That’s why the Churches always apply label rates to help ensure better weed control. “If you want better herbicide performance, don’t skimp on rates,” says Jared.
5. Consider Overlapping Treatments
Mid-South farmers battling Palmer amaranth layer several burndown and preemergence residual treatments followed by timely postemergence treatments, says Steckel. One bright spot is that preemergence herbicides with a mode of action other than glyphosate can curb Palmer amaranth at 3-inch heights. You can then apply postemergence herbicides other than glyphosate – such as Flexstar, a PPO inhibitor.
There’s a catch, however. Herbicide applications must be applied to small Palmer amaranth plants. Flexstar is much more effective on 3-inch-high Palmer amaranth than it is on 6-inch-high plants.
“Spraying Flexstar two days earlier on 3-inch Palmer makes all the difference in the world,” Steckel says. “Weeds choked out the field where Flexstar was sprayed at a 6-inch-weed height.”
6. Brace Yourself for Sticker Shock
Some overlapping soybean preemergence residual and postemergence treatments can tally $50 to $60 per acre, says Johnson. Considering the way Palmer amaranth can take over a field, it can be money well spent.

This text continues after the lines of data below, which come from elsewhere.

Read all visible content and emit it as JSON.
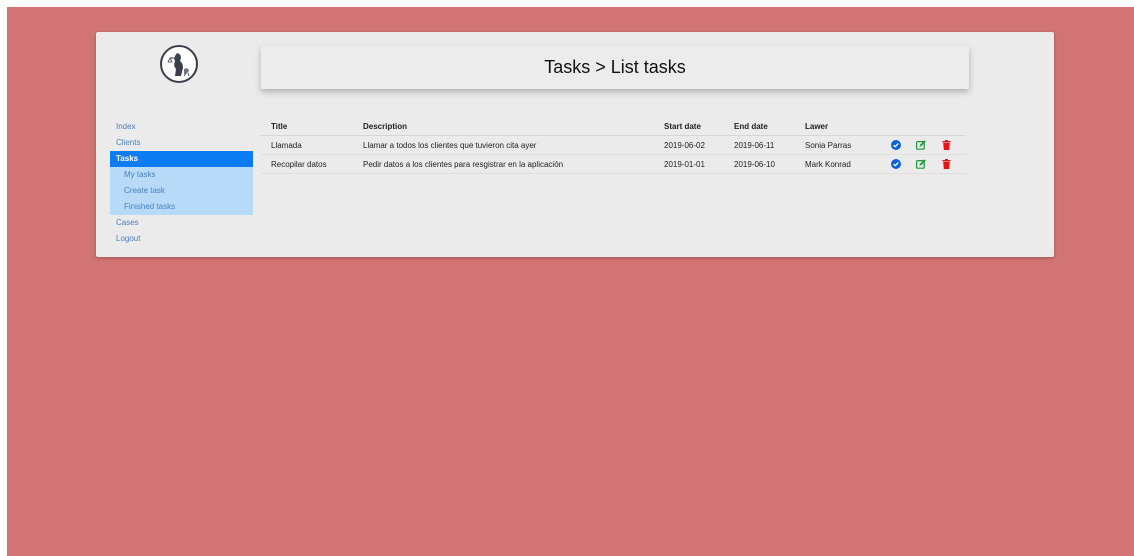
{
  "header": {
    "title": "Tasks > List tasks"
  },
  "sidebar": {
    "items": [
      {
        "label": "Index"
      },
      {
        "label": "Clients"
      },
      {
        "label": "Tasks",
        "active": true
      },
      {
        "label": "Cases"
      },
      {
        "label": "Logout"
      }
    ],
    "submenu": [
      {
        "label": "My tasks"
      },
      {
        "label": "Create task"
      },
      {
        "label": "Finished tasks"
      }
    ]
  },
  "table": {
    "columns": [
      "Title",
      "Description",
      "Start date",
      "End date",
      "Lawer",
      ""
    ],
    "rows": [
      {
        "title": "Llamada",
        "description": "Llamar a todos los clientes que tuvieron cita ayer",
        "start_date": "2019-06-02",
        "end_date": "2019-06-11",
        "lawer": "Sonia Parras"
      },
      {
        "title": "Recopilar datos",
        "description": "Pedir datos a los clientes para resgistrar en la aplicación",
        "start_date": "2019-01-01",
        "end_date": "2019-06-10",
        "lawer": "Mark Konrad"
      }
    ],
    "actions": [
      "check-circle-icon",
      "edit-icon",
      "trash-icon"
    ]
  },
  "colors": {
    "background": "#d27473",
    "card": "#ebebeb",
    "active_nav": "#0d7cf2",
    "submenu": "#b7daf8",
    "link": "#4a7fc1",
    "check": "#0b62d6",
    "edit": "#1e9a3a",
    "delete": "#e8141a"
  }
}
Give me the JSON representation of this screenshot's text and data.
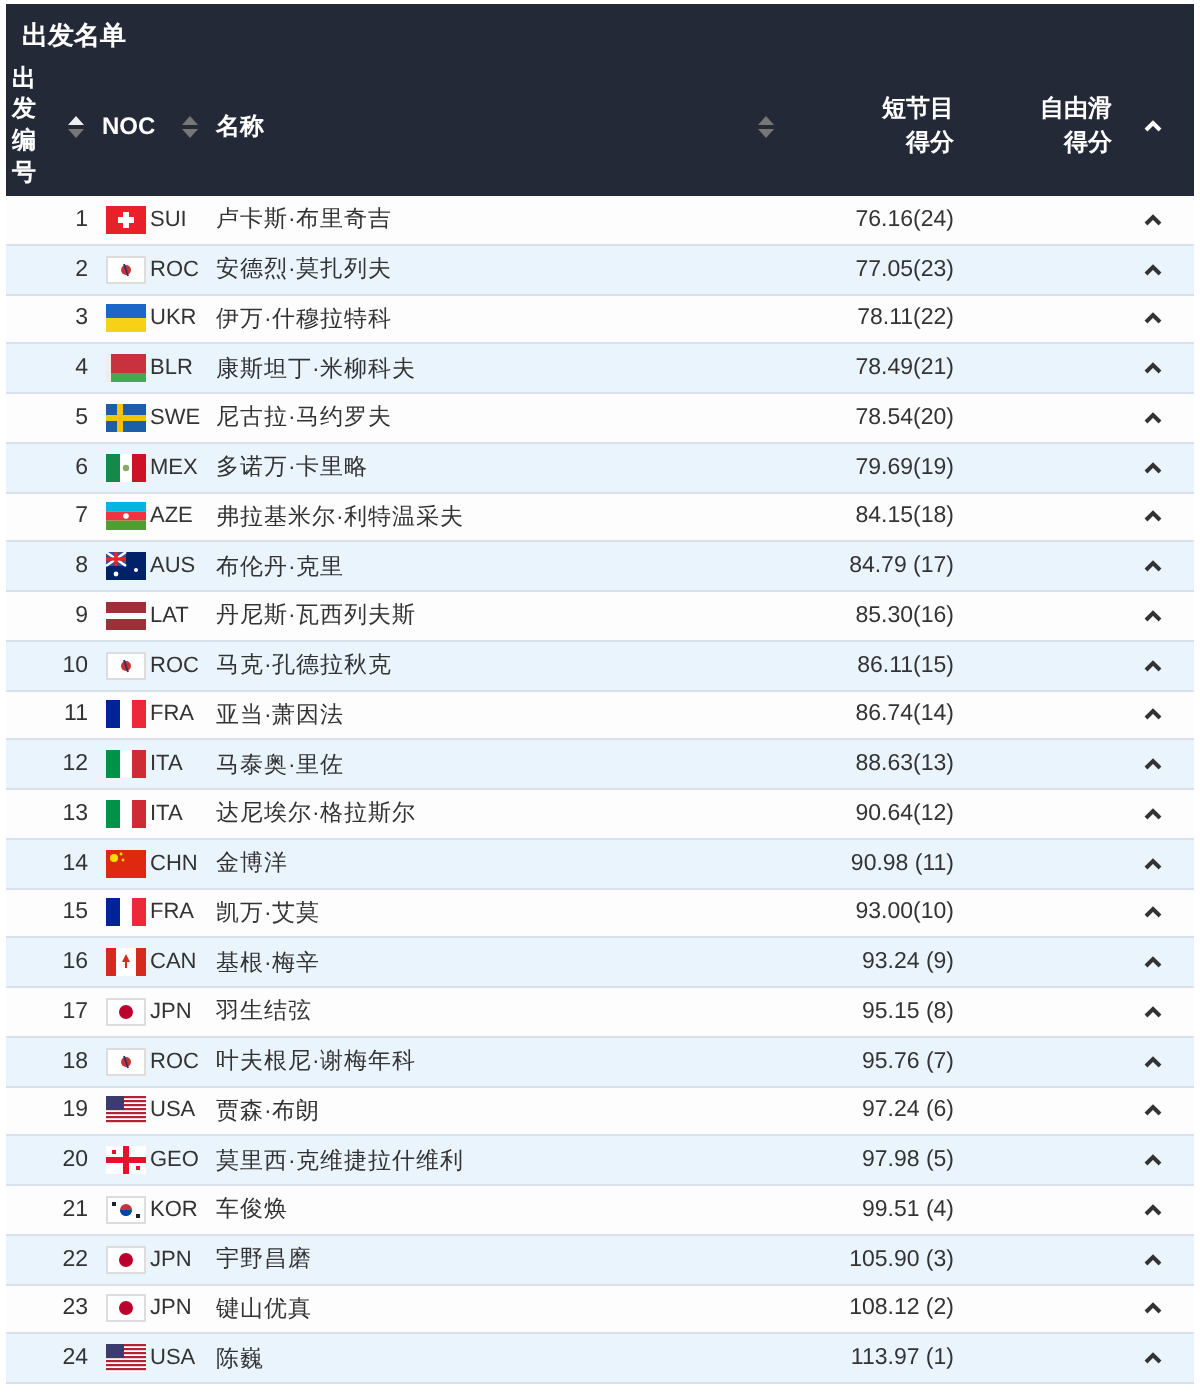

“Yield losses approaching 78% in soybeans and 91% in corn attributed to Palmer amaranth interference have been reported in scientific literature,” says Aaron Hager, University of Illinois Extension weed scientist.
“Weeds cost you, whether you are paying for chemical or yields lost due to weeds,” says Kismet, Kansas, farmer Brett Reiss.
7. Switch to Narrow Rows
Getting canopy closure is always a good tool to control weeds, says John Merryman, Monsanto technology development representative. “This year, 30-inch rows are having trouble closing the canopy,” he says.
Not so with rows narrower than 30 inches. “Fifteen-inch rows quickly canopy,” says Reiss.
They yield more, too. University of Illinois trials show 15-inch-row soybeans consistently yield 2 bushels per acre better than soybeans grown in 30-inch rows.
One exception is narrow rows don’t work well in fields prone to white mold. That’s because lack of air movement enhances this fungal disease.
8. Watch Livestock Feed
Carefully scrutinize livestock feed brought in from out of your area.
“The initial finds of Palmer amaranth in Indiana were around dairies,” says Johnson. “The seed was brought in through dairy rations like cottonseed and cottonseed hulls.”
9. Scrutinize Free Manure
Weed seed spread can also occur by manure. “People have to be cautious about taking free manure from these dairies,” says Johnson. If dairies have fed cattle cottonseed or cottonseed hulls in the past 10 years, Johnson advises first scouting areas where manure is spread or stored for the presence of Palmer amaranth.
10. Control Weeds Adjacent to Fields
Palmer amaranth plants grow in fence rows and drainage ditches. “Birds will eat seeds, and when they land on power lines, they will spread it around,” says Johnson. “Weeds can move out if you don’t provide sanitation on field and drain tile edges.”
11. Harvest Infested Fields Last
Combine your cleaner fields first and the weediest ones last, says Johnson. That way, you won’t be spreading weed seeds from your weediest fields all harvest season. A combine can act as a super seeder, potentially sowing herbicide-resistant weeds on every field round.
12. Scout for Rogue Waterhemp and Palmer Amaranth Plants
That’s because a few stray plants of these pigweeds can leave up to 1 millions seeds each for next year.
“Mice and birds can take 750,000 of those, but that still leaves 250,000 of them,” says Craig Lamoureux, a Monsanto technology development representative.
What to do? Well, you could take a step from long ago and hand pull them. DeGroote and his employees took some time out last summer to hand-pull rogue glyphosate-resistant waterhemp from his fields.
“It was a 1-acre part in a field,” he says. “I took my employees and we went out and pulled them by hand to prevent them from reseeding.”
13. Prioritize Planting Over Spraying
Planting season is a hectic, hurried time. Still, planting into a weedy field rather than a weed-free one puts the crop behind the eight ball before it even starts.
“Today, I will shut the planter down to spray before I plant a field,” says Wells.